 Yeah, I'm loving, packaging is such a big deal, and I'm loving seeing so many more brands adopt these type of strategies. Actually thinking about what are people gonna do with this plastic tub when they finish it. I've seen more on the shelves, brands actually saying, made from recycled plastic. It's like, yeah, we're doing all this recycling, start using it. Like, start using recycled plastic to make stuff. What are we recycling it for? The occasional children's play equipment and park bench?

 Yeah, exactly. We need to use it way more than that, right? I don't know if you saw in the news, they've discovered a new enzyme that can break down plastic. Oh, no, but that sounds good. It is cool. Anyway, there is good news happening in the world. That's why we want to share something good that's happening in the world to end the podcast episode. Thank you for tuning in today. And as always, we really do appreciate your reviews, any positive reviews you can leave us, it'd be really great. Always share this episode with your mom or with a daughter, someone that needs to hear it exactly. And if you do have any other questions for us, we always love hearing from you. So send me a DM on Instagram at nude underscore nutritionist. Send me a DM and leave a voice message, that'd be so great. We can answer it on the podcast.

 And we'll chat to you next time.

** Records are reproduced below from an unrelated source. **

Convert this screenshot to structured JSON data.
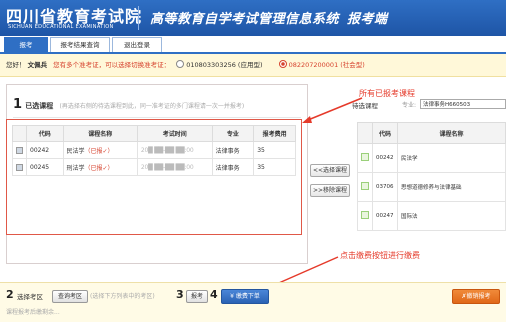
{
  "header": {
    "logo_main": "四川省教育考试院",
    "logo_sub": "SICHUAN EDUCATIONAL EXAMINATION",
    "system_title": "高等教育自学考试管理信息系统",
    "system_suffix": "报考端"
  },
  "tabs": [
    {
      "label": "报考"
    },
    {
      "label": "报考结果查询"
    },
    {
      "label": "退出登录"
    }
  ],
  "greeting": {
    "hello": "您好！",
    "name": "文佩兵",
    "note": "您有多个准考证，可以选择切换准考证：",
    "option1": "010803303256 (应用型)",
    "option2": "082207200001 (社会型)"
  },
  "selected_panel": {
    "number": "1",
    "label": "已选课程",
    "hint": "(再选择右侧的待选课程到此，同一准考证的多门课程请一次一并报考)",
    "columns": [
      "代码",
      "课程名称",
      "考试时间",
      "专业",
      "报考费用"
    ],
    "rows": [
      {
        "code": "00242",
        "name": "民法学",
        "status": "（已报✓）",
        "time": "20█ ██-██ ██:00",
        "major": "法律事务",
        "fee": "35"
      },
      {
        "code": "00245",
        "name": "刑法学",
        "status": "（已报✓）",
        "time": "20█ ██-██ ██:00",
        "major": "法律事务",
        "fee": "35"
      }
    ]
  },
  "mid_buttons": {
    "select": "<<选择课程",
    "remove": ">>移除课程"
  },
  "right_panel": {
    "label": "待选课程",
    "prof_label": "专业:",
    "major_select": "法律事务H660503",
    "columns": [
      "代码",
      "课程名称"
    ],
    "rows": [
      {
        "code": "00242",
        "name": "民法学"
      },
      {
        "code": "03706",
        "name": "思想道德修养与法律基础"
      },
      {
        "code": "00247",
        "name": "国际法"
      }
    ]
  },
  "annotations": {
    "top": "所有已报考课程",
    "bottom": "点击缴费按钮进行缴费"
  },
  "bottom": {
    "step2": "2",
    "step2_text": "选择考区",
    "query_button": "查询考区",
    "step2_hint": "(选择下方列表中的考区)",
    "step3": "3",
    "step3_button": "报考",
    "step4": "4",
    "pay_button": "¥ 缴费下单",
    "cancel_button": "✗撤销报考",
    "hint2": "课程报考后缴剩余..."
  }
}
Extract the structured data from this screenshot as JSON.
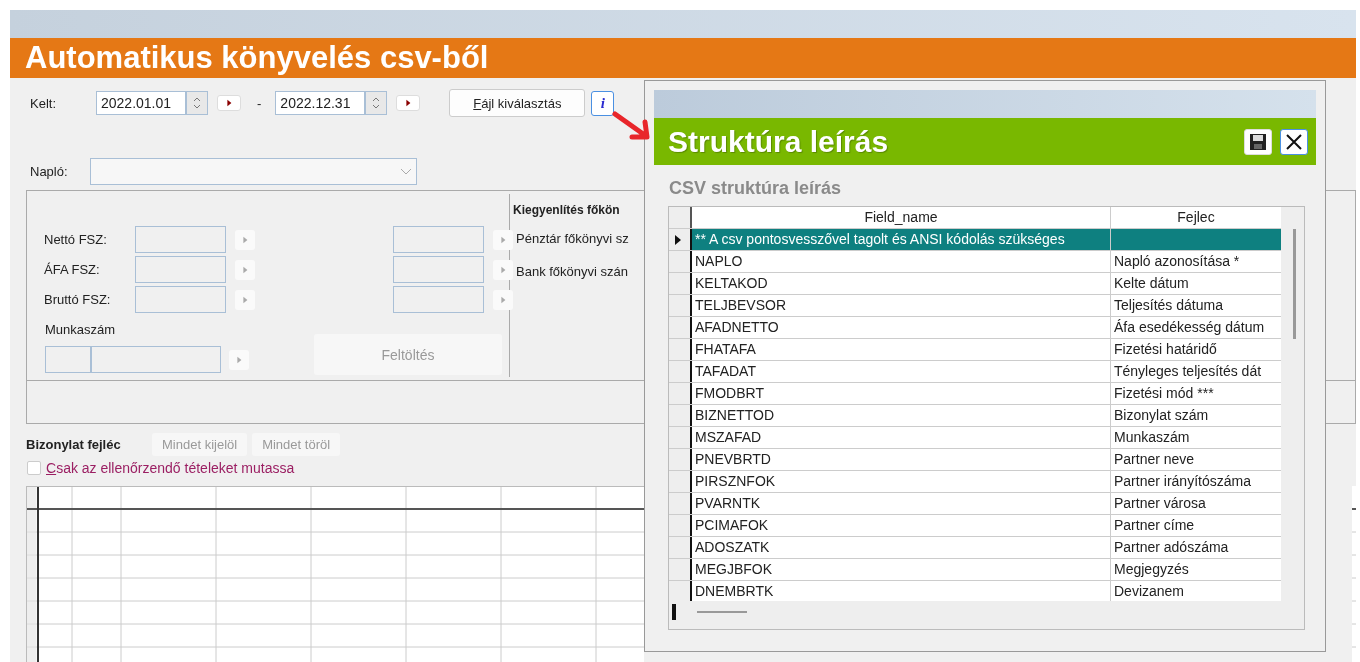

 Do you feel like you know what you should be eating, but you feel completely out of control with food? You're either eating perfectly or you're face planting into the fridge. Well, if you've got binge eating or you're struggling with emotional eating, I can help. Check out my program, Keep It Real. I've got lots I can teach you. And hey, you don't have to be a binge eater for the rest of your life. You can get 20% off Keep It Real when you use the code podcast when you check out via the website. And because I don't want this to be just another failed attempt for you, I'm offering a 30-day money back guarantee because you know what? You've just got to give these things a go, no risk. You've just got to give these things a go, no risk. Give it a try.